coopers

A great blue heron on the ice on town brook in Plymouth – we have only seen a heron once this winter at home, not sure why. Usually they’re here all the time.

gbh gbh ice

Everybody has to be careful on the ice. He eventually got a medium size rodent and choked it down, but it’s before breakfast here so I will spare us the visuals.

careful on ice

There’s a male wood duck who is fixated on a female mallard at Jenny Pond in Plymouth.

wood duck w mallards

These ducks get fed, so are hideously tame. You can’t usually get near a wood duck in the wild, I can’t anyway. He stuck next to her on every move.

overall

calling

It’s easy to extrapolate all kinds of shallow human traits here = she must be very proud of herself, snagging such a showy male. He’s forever primping to keep up his flashy appearance. But they’re just ducks.
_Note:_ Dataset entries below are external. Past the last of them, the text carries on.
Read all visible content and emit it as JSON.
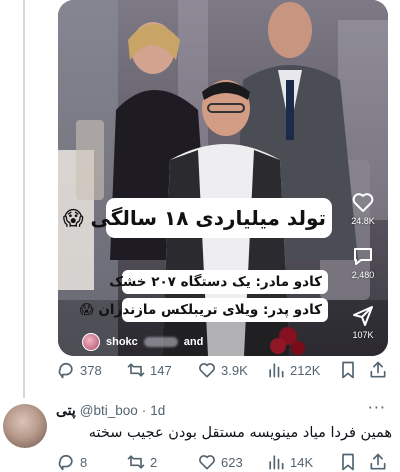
{
  "video": {
    "caption_title": "تولد میلیاردی ۱۸ سالگی 😱",
    "caption_line1": "کادو مادر: یک دستگاه ۲۰۷ خشک",
    "caption_line2": "کادو پدر: ویلای تریبلکس مازندران 😱",
    "uploader_handle": "shokc",
    "uploader_suffix": "and",
    "side": {
      "likes": "24.8K",
      "comments": "2,480",
      "shares": "107K"
    },
    "icons": [
      "heart-icon",
      "comment-bubble-icon",
      "share-arrow-icon"
    ]
  },
  "tweet_actions": {
    "replies": "378",
    "retweets": "147",
    "likes": "3.9K",
    "views": "212K"
  },
  "reply": {
    "name": "پتی",
    "handle": "@bti_boo",
    "time": "1d",
    "separator": "·",
    "more": "···",
    "text": "همین فردا میاد مینویسه مستقل بودن عجیب سخته",
    "actions": {
      "replies": "8",
      "retweets": "2",
      "likes": "623",
      "views": "14K"
    }
  },
  "colors": {
    "muted": "#536471",
    "text": "#0f1419",
    "thread_line": "#cfd9de"
  }
}
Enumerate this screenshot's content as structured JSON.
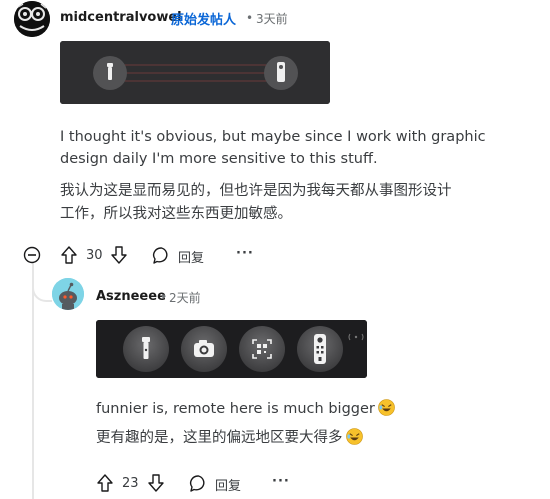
{
  "comment1": {
    "username": "midcentralvowel",
    "op_label": "原始发帖人",
    "separator": "•",
    "time": "3天前",
    "text_en_line1": "I thought it's obvious, but maybe since I work with graphic",
    "text_en_line2": "design daily I'm more sensitive to this stuff.",
    "text_cn_line1": "我认为这是显而易见的，但也许是因为我每天都从事图形设计",
    "text_cn_line2": "工作，所以我对这些东西更加敏感。",
    "upvotes": "30",
    "reply_label": "回复",
    "more_label": "···"
  },
  "comment2": {
    "username": "Aszneeee",
    "separator": "•",
    "time": "2天前",
    "text_en": "funnier is, remote here is much bigger",
    "text_cn": "更有趣的是，这里的偏远地区要大得多",
    "upvotes": "23",
    "reply_label": "回复",
    "more_label": "···"
  },
  "icons": {
    "collapse": "minus-circle-icon",
    "upvote": "arrow-up-icon",
    "downvote": "arrow-down-icon",
    "reply": "speech-bubble-icon",
    "more": "ellipsis-icon",
    "emoji": "laughing-emoji-icon",
    "flashlight": "flashlight-icon",
    "camera": "camera-icon",
    "scanner": "qr-scanner-icon",
    "remote": "remote-icon"
  },
  "colors": {
    "op_tag": "#0a66d6",
    "meta": "#6b6f72",
    "text": "#3a3d40"
  }
}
On the way home from Plymouth, I stopped to check on the screech owl. It was a sunny day, I’d be sticking my nose out of the box too if I was him.

screech

 

the only one of these sticks I’ve ever seen

I’m cleaning & sorting. It’s just awful. I’ll spare you the gory details; but found these photos of an interesting board chest. It was probably 20 years ago I shot these, a few are worth seeing. Here’s the overall chest, pine throughout.

overall

It was made in Plymouth, 1699 (the date is carved on the till lid) – an ordinary enough board chest, with a drawer. The real kicker for me is the mechanism for locking the drawer. Garish color here, but here’s the sleeve with the stick that slides through a hole in the chest floor –

chest interior w stick

 

And then engages a related sleeve in the drawer. Amazingly, it’s all there, a rare survivor. Seems like the drawer also was compartmentalized, note the notch in the inside of the drawer front.

drawer interior w stick

Here’s the only detail I have of the decoration on the chest & drawer fronts:

punch work & carving

The chest we’re building in class at Connecticut Valley School of Woodworking had a similar drawer-locking arrangement, so we’ll copy this sort of stick.

 

I didn’t mean to do this…

desk

I didn’t set out to make this at all. I only saw the original once, back in the early 1990s when I was researching the furniture made in 17th century Braintree, Massachusetts, by William Savell and his sons John & William.  But then recently I was given (thanks Michael) some really wide red oak bolts…so  I rived & planed up stuff & decided to tackle this form. (10″ high, 22″ wide, and about 16″ deep) I had built one once but I think it had no insides, I forget.

In the photo above, I have test-fitted the fixed top board, it will be trimmed after attaching it with wooden pins. It won’t get installed until the hinges are attached to it. First things first.

Many English boxes are just plain inside, but New England ones often (usually) have a till inside. The Savell shop had tills and drawers inside theirs, even their flat-top boxes like this one, I forget right now if there were drawers under the till nearest the camera:

Braintree box interior
Braintree box interior

It’s a particularly stupid arrangement – if you stuff things in the box, then you can’t pull the drawers out. But it has an obsessive compulsive appeal.

A desk/slant-lid box almost always is divided up inside. This one features two tills, a long open tray in the rear, and four drawers up above. One of the tills, closed – English oak for the till lid:

till closed

 

Same till, open:

till open

The original is missing its drawers, maybe they were cubbies w/o drawers –

savell-desk-box

but mine will have small oak drawers. I just ordered the dovetail hinges for it, and some curtain rings for the drawer pulls. When I get this far on a new project, I always wish I could make the 2nd one first – just made some trial & error sort of mistakes. Nothing major, but next time….

Now while I wait for the hardware from the blacksmith, I’ll plane up the board for the hinged lid, then I can go back to the joined chests I was making.

Spoons & more for sale here: https://pfollansbee.wordpress.com/spoons-baskets-bowls-for-sale-march-2015/